Halfway in to this monster first movement, just as we might be tiring of DSCH’s impression of Brahms, he hits us with something more rhythmic and darker with cello pizzicato and some plodding from piano, which keeps recurring.

In the second movement we are back to familiar territory with a scherzo in the form of a brisk, marchy waltz. In the middle some fancy cello glissando and legato melody from piano, before the two reverse. Vintage DSCH. The slow movement is also recognisably DSCH though with a recurring squeaky cello motif like someone pretending to cry. It’s odd hearing DSCH do a kind of faux-Romantic sadness in contrast to those immense journeys of genuine human suffering elsewhere in his work.

Back to D minor in the last movement, where a rondo is alternated with contrasting episodes including the aforementioned moto perpetuo for piano. It’s not heroic, but nor is it sarcastic in tone, and for me is one of DSCH’s finest chamber music moments. It’s inventiveness echoes ….. one Benjamin Britten.

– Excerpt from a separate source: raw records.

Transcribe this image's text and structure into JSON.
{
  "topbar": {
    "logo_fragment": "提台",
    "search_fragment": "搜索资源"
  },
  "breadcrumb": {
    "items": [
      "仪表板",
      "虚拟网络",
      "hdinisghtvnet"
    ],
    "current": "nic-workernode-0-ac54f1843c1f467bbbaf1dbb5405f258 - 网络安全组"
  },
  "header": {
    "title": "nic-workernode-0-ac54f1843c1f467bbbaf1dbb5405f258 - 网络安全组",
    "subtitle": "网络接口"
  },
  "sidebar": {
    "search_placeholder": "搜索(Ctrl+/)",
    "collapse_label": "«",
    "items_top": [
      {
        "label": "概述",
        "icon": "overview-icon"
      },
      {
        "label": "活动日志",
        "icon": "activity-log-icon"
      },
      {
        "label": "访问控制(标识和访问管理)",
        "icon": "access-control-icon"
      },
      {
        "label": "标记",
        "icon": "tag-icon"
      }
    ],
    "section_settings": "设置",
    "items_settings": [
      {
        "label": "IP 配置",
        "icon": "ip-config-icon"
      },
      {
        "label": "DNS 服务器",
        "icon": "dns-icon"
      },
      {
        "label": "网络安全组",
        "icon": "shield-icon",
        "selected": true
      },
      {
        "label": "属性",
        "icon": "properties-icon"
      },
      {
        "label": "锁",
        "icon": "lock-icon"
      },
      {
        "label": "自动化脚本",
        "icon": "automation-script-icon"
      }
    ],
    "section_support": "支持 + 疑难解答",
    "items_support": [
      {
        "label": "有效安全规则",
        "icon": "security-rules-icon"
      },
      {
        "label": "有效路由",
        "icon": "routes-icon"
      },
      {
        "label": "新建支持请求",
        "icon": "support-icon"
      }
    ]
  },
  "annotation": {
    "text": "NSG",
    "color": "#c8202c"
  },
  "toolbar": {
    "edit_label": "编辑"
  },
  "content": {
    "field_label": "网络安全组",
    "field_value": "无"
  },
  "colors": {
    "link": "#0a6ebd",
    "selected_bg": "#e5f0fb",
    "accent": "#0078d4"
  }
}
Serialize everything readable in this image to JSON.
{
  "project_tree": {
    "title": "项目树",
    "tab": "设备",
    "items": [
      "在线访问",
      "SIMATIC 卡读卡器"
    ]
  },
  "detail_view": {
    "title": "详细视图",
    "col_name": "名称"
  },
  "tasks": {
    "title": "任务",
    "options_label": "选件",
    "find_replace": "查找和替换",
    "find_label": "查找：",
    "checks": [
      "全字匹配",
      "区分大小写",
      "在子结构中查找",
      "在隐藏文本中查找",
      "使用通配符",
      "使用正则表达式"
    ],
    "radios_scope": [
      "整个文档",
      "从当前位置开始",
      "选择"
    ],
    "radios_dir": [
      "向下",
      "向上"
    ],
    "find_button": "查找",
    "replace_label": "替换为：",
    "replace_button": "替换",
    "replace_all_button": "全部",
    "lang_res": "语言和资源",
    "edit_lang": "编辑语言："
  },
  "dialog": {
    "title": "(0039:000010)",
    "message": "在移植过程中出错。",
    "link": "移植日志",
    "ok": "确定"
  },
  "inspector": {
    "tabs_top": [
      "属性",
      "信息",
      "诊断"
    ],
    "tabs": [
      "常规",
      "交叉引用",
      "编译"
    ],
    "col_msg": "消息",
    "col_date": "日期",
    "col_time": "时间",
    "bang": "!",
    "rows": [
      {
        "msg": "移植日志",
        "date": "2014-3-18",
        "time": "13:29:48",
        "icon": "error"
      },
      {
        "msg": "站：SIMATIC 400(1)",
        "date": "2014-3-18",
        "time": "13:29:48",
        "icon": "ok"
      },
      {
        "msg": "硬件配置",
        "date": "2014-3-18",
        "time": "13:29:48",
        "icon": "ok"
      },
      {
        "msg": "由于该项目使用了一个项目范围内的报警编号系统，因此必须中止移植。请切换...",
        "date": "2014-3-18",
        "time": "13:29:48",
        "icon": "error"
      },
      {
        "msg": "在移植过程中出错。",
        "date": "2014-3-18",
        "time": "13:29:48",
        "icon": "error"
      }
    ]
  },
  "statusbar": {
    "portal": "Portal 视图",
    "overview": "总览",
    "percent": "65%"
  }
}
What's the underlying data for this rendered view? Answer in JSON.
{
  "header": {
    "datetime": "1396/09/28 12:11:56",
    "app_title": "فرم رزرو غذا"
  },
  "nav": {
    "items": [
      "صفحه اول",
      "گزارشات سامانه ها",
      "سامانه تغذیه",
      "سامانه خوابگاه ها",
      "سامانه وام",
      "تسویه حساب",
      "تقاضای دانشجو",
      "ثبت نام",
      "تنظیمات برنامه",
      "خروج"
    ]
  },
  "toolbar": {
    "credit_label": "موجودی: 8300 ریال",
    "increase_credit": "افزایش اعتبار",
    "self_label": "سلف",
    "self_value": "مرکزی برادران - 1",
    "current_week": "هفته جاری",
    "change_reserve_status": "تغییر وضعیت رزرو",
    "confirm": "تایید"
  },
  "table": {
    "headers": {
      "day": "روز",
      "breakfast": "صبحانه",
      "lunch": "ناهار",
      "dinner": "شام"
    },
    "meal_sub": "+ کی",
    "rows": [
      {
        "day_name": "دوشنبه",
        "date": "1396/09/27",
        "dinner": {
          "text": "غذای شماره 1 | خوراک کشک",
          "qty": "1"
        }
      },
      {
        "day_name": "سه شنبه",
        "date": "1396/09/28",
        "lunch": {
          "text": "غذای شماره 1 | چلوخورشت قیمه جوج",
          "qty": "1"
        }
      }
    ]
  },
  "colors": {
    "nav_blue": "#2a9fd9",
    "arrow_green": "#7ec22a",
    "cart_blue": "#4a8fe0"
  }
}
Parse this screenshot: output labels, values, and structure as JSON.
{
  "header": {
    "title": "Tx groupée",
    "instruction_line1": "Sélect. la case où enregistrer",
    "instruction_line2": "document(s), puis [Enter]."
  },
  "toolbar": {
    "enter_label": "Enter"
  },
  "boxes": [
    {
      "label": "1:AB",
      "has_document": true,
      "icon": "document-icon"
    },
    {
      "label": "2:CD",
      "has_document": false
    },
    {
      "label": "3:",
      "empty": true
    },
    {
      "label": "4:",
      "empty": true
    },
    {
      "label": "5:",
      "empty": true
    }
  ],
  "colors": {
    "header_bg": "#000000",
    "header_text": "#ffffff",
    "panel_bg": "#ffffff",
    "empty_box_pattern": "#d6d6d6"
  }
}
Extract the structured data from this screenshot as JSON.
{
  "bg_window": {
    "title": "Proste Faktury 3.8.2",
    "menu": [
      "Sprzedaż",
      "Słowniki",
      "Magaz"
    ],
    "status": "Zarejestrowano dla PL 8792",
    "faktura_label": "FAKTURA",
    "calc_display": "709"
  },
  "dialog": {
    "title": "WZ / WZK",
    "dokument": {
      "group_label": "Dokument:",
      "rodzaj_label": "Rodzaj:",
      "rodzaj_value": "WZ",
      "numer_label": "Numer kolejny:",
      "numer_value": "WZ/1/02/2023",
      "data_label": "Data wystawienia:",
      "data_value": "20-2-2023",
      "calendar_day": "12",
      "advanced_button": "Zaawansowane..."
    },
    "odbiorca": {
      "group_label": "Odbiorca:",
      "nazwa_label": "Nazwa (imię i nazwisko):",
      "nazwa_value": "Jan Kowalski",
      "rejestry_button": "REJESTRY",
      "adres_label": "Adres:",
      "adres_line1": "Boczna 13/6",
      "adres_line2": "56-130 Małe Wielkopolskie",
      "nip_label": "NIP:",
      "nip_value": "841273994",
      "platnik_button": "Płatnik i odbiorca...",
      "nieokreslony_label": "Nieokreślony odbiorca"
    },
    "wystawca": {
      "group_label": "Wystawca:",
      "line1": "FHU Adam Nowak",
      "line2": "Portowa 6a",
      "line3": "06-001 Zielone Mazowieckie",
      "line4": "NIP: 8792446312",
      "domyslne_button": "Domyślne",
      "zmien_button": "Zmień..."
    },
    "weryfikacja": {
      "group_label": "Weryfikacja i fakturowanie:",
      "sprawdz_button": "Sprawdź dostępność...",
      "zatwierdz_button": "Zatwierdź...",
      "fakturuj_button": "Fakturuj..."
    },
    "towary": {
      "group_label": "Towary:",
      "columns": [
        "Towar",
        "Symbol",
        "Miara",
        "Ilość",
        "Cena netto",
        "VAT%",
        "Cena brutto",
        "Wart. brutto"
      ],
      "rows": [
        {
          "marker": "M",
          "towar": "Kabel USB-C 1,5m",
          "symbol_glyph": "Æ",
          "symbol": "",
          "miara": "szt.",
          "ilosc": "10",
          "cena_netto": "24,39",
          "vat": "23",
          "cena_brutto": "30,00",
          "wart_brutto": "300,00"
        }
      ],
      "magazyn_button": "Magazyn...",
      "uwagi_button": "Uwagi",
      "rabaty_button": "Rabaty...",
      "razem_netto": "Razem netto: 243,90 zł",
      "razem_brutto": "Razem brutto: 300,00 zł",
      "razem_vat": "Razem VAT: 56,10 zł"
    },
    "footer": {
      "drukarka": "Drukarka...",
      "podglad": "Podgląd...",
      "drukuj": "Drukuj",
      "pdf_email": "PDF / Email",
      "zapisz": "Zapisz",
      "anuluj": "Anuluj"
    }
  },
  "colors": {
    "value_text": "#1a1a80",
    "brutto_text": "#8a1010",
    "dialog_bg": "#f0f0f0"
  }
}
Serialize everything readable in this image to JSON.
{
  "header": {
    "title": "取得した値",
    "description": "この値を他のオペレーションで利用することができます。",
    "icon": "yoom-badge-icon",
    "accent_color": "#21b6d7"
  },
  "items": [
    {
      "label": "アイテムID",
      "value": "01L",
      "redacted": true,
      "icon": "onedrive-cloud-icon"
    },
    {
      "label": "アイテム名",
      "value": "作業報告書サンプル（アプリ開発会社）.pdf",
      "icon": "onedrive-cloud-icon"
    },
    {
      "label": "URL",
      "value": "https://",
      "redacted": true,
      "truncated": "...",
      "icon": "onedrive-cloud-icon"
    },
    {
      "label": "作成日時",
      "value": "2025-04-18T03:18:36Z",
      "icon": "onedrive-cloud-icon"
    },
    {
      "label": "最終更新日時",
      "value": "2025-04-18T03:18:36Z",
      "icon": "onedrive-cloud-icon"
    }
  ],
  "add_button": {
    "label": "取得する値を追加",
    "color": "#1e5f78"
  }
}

So, with the exception maybe of parts of the first movement in the Shostakovich sonata, two very fine pieces of music. I have recordings of the BB by, natch, Mr Rostropovich and BB himself, and the Shostakovich, a cheapo Naxos by Dmitry Yablonsky and Ekaterina Saranceva. There are both excellent and I fear, quite a bit more involving than the performances of Laura van der Heijden and Petr Limonov. These were considered and accurate but I think I may have been spoilt by the recordings. Anyway, given these are not always at the top of the recital agenda, I highly recommend seeking them out when they do appear, especially when together.